PORTLAND, Ore. By harvesting the energy wasted by ordinary shock absorbers, a prototype device aims to take over much of the work now performed by alternators.
In hybrid vehicles, the GenShock also could boost mileage by 10 percent. The GenShock design has been patented by Massachusetts Institute of Technology (MIT) students who formed a startup, Levant Power Corp., that is targeting heavy vehicles like Humvees and AM General's proposed Joint Light Tactical Vehicle.
In a marriage of electrical and mechanical engineering, GenShock absorbers compress hydraulic fluid as they damp the vertical motion of the shock, generating up to 1 kilowatt per shock. An active suspension system then converts into electricity the combined hydraulic pressure from all the shocks using a centralized generator.

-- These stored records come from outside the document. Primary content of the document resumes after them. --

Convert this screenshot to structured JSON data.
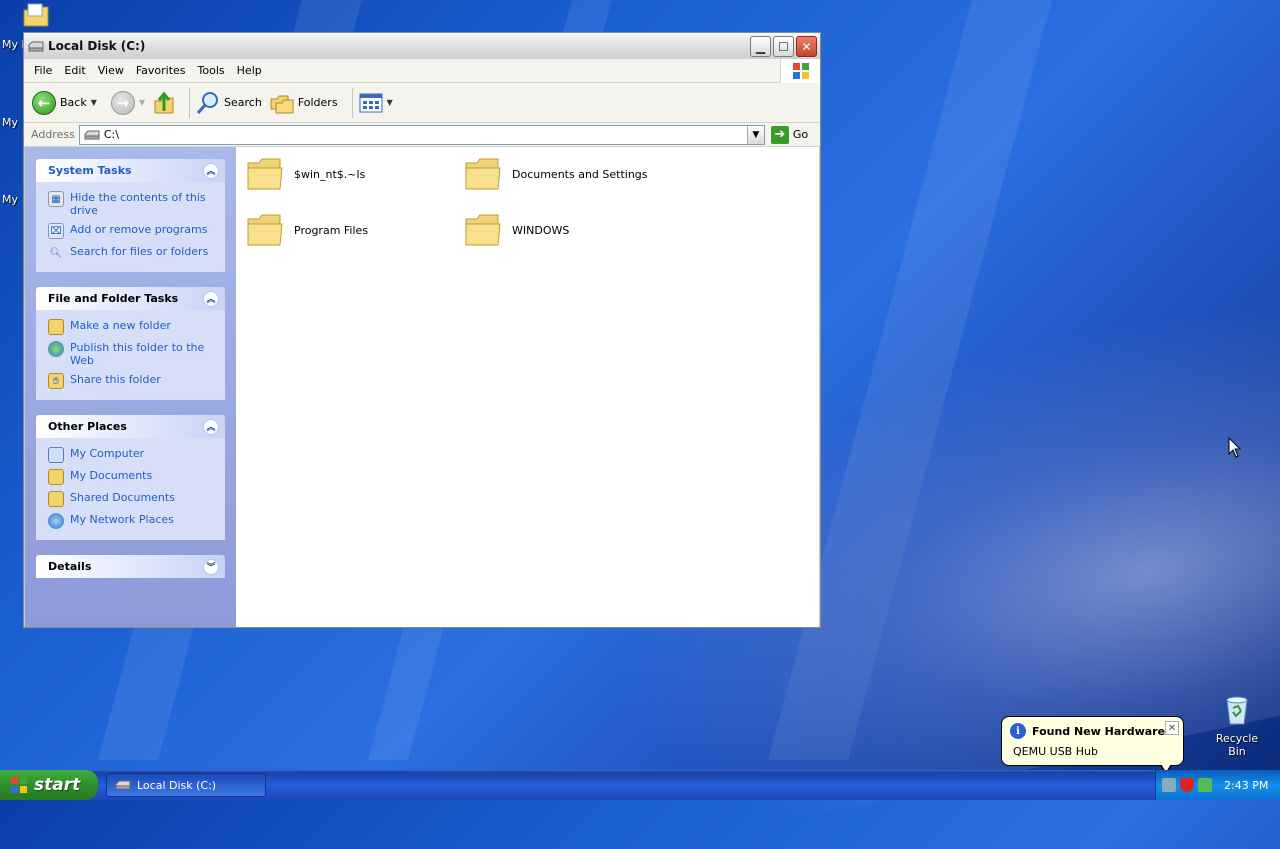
{
  "desktop": {
    "left_labels": [
      "My D",
      "My",
      "My"
    ],
    "recycle_bin_label": "Recycle Bin"
  },
  "window": {
    "title": "Local Disk (C:)",
    "menu": [
      "File",
      "Edit",
      "View",
      "Favorites",
      "Tools",
      "Help"
    ],
    "toolbar": {
      "back": "Back",
      "search": "Search",
      "folders": "Folders"
    },
    "address": {
      "label": "Address",
      "value": "C:\\",
      "go": "Go"
    },
    "taskpane": {
      "system_tasks": {
        "title": "System Tasks",
        "items": [
          "Hide the contents of this drive",
          "Add or remove programs",
          "Search for files or folders"
        ]
      },
      "file_folder_tasks": {
        "title": "File and Folder Tasks",
        "items": [
          "Make a new folder",
          "Publish this folder to the Web",
          "Share this folder"
        ]
      },
      "other_places": {
        "title": "Other Places",
        "items": [
          "My Computer",
          "My Documents",
          "Shared Documents",
          "My Network Places"
        ]
      },
      "details": {
        "title": "Details"
      }
    },
    "folders": [
      "$win_nt$.~ls",
      "Documents and Settings",
      "Program Files",
      "WINDOWS"
    ]
  },
  "taskbar": {
    "start": "start",
    "task_item": "Local Disk (C:)",
    "clock": "2:43 PM"
  },
  "balloon": {
    "title": "Found New Hardware",
    "message": "QEMU USB Hub"
  }
}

"We have an efficient means of recovering power, one that is very effective in converting the vertical travel of a vehicle into electrical power," claimed Shakeel Avadhany, CEO of Boston-based Levant Power, who is due to graduate from MIT this fall. "We convert the vertical motion of the vehicle into rotary motion using back EMF [electromotive force] from in the generator to provide damping while converting the motion to power."

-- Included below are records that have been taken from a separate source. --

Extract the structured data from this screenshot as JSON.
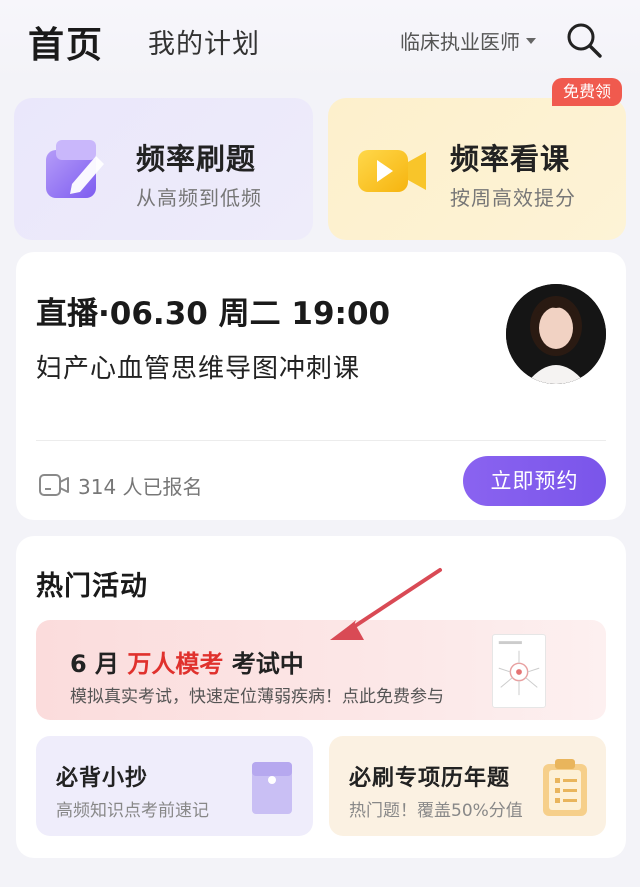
{
  "header": {
    "tab_home": "首页",
    "tab_plan": "我的计划",
    "exam_type": "临床执业医师",
    "search_icon": "search-icon"
  },
  "features": {
    "practice": {
      "title": "频率刷题",
      "subtitle": "从高频到低频",
      "icon": "book-pen-icon"
    },
    "course": {
      "title": "频率看课",
      "subtitle": "按周高效提分",
      "icon": "video-play-icon",
      "badge": "免费领"
    }
  },
  "live": {
    "title": "直播·06.30 周二 19:00",
    "course_name": "妇产心血管思维导图冲刺课",
    "signup_count": "314 人已报名",
    "book_button": "立即预约"
  },
  "activities": {
    "section_title": "热门活动",
    "banner": {
      "title_prefix": "6 月",
      "title_highlight": "万人模考",
      "title_suffix": "考试中",
      "subtitle": "模拟真实考试，快速定位薄弱疾病！点此免费参与"
    },
    "notes": {
      "title": "必背小抄",
      "subtitle": "高频知识点考前速记",
      "icon": "envelope-folder-icon"
    },
    "past_papers": {
      "title": "必刷专项历年题",
      "subtitle": "热门题！覆盖50%分值",
      "icon": "clipboard-icon"
    }
  },
  "colors": {
    "accent_purple": "#7a55ea",
    "badge_red": "#f05a4e",
    "highlight_red": "#e0312d",
    "annotation_arrow": "#d94a55"
  }
}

|From left, Ryan Bavetta, Zack Anderson and Shakeel Avadhany, designers of the GenShock shock absorber, which can generate electricity from bumps in the road.|
Ordinary shocks damp vertical motion with friction that converts energy into heat. GenShock operates similarly when the active suspension system fails or is turned off. If the active suspension electronics is working normally, however, the GenShock converts the damped vertical motion into hydraulic pressure that exactly matches the counter EMF from a centralized, hydraulically-driven electric generator.
"Our 'Eureka!' moment was when we realized that [counter] EMF mirrors the velocity-proportional damping of a shock absorber" said Avadhany.
Past attempts to generate power with shocks have used solenoid-like electricity generators inside each shock absorber. GenShock instead pressurizes hydraulic fluid, then routes all hydraulic lines to a centralized electricity generator. The generator is similar to an electric motor used to pressurize a hydraulic line, but in reverse, so that the hydraulic pressure turns the generator against the damping effect of its counter EMF.
Electronics balance and control the power-generating capabilities of each shock in the active suspension system to optimize the damping effect. This results in a smoother ride that also generates electricity from wasted energy.
Levant Power found during testing that shock absorbers on heavy trucks can generate up to a 1 kilowatt of power, or as much as as a heavy-duty alternator.
AM General is currently supplying Levant Power with a Hummer vehicle that is being used for prototyping the GenShock active suspension system. One possible use could be on the U.S. military's planned Joint Light Tactical Vehicle. The military is also interested in using GenShock to provide auxilliary power to supplement hybrid power generators used today for refrigeration.